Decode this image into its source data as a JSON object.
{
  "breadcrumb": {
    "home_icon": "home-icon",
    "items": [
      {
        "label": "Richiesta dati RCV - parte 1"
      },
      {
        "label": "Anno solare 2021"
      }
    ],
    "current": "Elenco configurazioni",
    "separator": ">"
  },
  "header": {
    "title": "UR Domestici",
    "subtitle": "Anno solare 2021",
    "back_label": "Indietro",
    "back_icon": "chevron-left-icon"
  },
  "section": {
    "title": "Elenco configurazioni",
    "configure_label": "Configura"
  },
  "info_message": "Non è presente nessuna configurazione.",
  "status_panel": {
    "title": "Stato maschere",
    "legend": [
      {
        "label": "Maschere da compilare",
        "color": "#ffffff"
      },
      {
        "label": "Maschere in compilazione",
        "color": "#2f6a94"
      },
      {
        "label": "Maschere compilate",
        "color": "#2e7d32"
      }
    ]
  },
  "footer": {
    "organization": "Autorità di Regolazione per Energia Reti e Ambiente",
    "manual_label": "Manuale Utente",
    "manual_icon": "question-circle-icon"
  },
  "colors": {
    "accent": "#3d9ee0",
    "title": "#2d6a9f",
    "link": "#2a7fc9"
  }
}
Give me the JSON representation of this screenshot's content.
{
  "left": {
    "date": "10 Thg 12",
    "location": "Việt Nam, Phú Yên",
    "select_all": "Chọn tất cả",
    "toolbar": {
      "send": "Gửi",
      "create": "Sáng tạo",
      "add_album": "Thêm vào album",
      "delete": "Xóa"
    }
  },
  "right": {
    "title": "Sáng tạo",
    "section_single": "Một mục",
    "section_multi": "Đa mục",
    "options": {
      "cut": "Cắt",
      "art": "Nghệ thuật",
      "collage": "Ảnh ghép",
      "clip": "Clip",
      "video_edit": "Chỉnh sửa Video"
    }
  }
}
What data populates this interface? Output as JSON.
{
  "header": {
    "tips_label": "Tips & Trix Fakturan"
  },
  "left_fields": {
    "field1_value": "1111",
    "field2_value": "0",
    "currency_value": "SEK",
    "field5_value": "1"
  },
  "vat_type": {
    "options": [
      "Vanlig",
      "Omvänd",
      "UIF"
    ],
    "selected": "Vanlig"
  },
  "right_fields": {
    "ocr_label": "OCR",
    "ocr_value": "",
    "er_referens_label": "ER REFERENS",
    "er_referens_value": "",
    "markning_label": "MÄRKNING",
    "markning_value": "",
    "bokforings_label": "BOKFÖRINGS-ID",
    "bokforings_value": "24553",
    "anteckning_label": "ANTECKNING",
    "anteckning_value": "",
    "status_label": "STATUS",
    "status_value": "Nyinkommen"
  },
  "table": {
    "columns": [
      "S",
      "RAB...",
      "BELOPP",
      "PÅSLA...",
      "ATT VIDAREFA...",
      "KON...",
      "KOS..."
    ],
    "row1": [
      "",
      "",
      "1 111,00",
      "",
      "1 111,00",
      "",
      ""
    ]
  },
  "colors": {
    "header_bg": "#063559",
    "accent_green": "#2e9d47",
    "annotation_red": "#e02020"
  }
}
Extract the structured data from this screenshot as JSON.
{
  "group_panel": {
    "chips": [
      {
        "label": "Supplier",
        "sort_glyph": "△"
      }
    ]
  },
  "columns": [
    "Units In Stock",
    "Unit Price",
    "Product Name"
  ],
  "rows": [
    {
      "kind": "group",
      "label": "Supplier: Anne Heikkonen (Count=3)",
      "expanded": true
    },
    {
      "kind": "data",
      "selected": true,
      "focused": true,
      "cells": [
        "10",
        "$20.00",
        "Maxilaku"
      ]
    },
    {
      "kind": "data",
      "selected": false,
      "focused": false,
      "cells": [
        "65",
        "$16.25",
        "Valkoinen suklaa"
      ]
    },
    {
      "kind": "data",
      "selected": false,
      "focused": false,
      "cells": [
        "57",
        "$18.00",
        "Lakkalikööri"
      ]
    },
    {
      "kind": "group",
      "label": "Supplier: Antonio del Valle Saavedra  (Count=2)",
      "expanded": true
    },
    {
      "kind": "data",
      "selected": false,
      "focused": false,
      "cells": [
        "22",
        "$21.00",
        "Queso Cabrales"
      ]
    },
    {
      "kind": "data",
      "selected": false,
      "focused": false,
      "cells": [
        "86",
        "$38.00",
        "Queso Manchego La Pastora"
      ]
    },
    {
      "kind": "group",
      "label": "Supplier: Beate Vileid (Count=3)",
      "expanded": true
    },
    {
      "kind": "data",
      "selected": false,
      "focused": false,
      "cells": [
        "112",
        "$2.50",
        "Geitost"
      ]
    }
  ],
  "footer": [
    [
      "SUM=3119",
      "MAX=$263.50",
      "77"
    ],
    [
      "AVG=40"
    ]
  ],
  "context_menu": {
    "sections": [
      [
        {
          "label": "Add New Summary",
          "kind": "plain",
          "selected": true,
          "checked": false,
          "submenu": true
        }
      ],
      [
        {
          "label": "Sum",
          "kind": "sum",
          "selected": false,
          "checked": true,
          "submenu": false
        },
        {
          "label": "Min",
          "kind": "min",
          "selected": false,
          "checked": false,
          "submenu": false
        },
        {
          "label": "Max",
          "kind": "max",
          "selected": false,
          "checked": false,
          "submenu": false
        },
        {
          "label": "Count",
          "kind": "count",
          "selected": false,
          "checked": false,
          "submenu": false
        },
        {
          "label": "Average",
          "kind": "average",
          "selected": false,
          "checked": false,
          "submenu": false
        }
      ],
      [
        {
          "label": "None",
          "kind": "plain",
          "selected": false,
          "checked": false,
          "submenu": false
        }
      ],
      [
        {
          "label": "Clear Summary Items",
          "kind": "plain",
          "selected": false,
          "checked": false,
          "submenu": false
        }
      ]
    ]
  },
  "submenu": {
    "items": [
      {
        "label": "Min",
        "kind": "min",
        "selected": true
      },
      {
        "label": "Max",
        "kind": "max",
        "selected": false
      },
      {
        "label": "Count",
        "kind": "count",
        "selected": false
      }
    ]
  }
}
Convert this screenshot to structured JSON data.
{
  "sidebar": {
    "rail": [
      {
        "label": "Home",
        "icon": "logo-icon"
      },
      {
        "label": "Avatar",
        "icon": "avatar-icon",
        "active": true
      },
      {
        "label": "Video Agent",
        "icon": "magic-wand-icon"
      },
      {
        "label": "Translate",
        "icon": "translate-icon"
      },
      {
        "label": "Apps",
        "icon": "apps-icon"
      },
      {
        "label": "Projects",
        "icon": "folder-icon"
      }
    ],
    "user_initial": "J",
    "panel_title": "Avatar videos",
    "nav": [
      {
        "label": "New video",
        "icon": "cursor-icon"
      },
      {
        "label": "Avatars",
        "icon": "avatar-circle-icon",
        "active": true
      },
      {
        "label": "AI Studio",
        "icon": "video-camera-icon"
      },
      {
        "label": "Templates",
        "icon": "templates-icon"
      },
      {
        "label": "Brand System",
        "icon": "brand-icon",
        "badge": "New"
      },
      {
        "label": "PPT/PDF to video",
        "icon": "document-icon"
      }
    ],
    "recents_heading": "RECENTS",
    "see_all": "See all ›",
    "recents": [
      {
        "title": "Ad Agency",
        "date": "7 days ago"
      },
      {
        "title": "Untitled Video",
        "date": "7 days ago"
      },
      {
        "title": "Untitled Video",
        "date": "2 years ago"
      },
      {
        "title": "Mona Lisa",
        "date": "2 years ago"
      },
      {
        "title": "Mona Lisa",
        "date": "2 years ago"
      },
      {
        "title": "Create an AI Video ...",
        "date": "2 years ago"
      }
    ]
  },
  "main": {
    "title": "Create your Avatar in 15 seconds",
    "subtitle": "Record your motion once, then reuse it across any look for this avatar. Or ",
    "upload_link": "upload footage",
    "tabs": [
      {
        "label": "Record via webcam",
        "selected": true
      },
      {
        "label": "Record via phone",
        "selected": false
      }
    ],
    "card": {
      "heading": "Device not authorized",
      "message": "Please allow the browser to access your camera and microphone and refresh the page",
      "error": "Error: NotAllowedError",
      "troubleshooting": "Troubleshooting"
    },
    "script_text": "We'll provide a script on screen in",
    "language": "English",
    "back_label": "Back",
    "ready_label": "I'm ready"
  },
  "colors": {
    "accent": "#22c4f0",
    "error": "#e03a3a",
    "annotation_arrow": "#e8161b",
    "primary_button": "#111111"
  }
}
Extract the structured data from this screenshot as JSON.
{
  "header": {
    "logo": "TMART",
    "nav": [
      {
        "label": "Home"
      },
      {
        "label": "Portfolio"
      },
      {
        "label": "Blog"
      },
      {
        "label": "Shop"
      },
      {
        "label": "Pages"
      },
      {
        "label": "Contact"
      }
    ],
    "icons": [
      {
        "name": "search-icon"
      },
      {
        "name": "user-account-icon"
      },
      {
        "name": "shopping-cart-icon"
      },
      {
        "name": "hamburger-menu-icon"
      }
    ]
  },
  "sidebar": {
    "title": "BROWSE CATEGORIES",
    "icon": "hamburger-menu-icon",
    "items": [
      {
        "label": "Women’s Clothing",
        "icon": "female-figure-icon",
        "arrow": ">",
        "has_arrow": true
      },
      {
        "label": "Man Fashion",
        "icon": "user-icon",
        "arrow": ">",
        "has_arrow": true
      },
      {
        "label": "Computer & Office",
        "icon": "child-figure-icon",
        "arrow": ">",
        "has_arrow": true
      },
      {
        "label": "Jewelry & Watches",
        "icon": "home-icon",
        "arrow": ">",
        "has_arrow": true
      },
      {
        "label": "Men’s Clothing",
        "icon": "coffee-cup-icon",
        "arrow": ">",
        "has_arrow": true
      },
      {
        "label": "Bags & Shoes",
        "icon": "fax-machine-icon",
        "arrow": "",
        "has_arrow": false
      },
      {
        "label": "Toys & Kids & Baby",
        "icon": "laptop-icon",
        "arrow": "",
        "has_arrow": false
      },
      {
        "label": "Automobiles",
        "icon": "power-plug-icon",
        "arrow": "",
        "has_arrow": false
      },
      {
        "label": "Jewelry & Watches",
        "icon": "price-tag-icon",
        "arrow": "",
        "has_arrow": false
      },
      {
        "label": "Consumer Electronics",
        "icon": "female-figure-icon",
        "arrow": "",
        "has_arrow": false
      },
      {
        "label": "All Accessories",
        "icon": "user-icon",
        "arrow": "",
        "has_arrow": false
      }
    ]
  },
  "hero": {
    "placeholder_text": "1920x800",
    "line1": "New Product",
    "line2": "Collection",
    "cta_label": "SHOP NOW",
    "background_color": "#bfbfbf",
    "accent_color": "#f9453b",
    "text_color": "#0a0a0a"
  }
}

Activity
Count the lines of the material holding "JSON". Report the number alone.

Answer area
6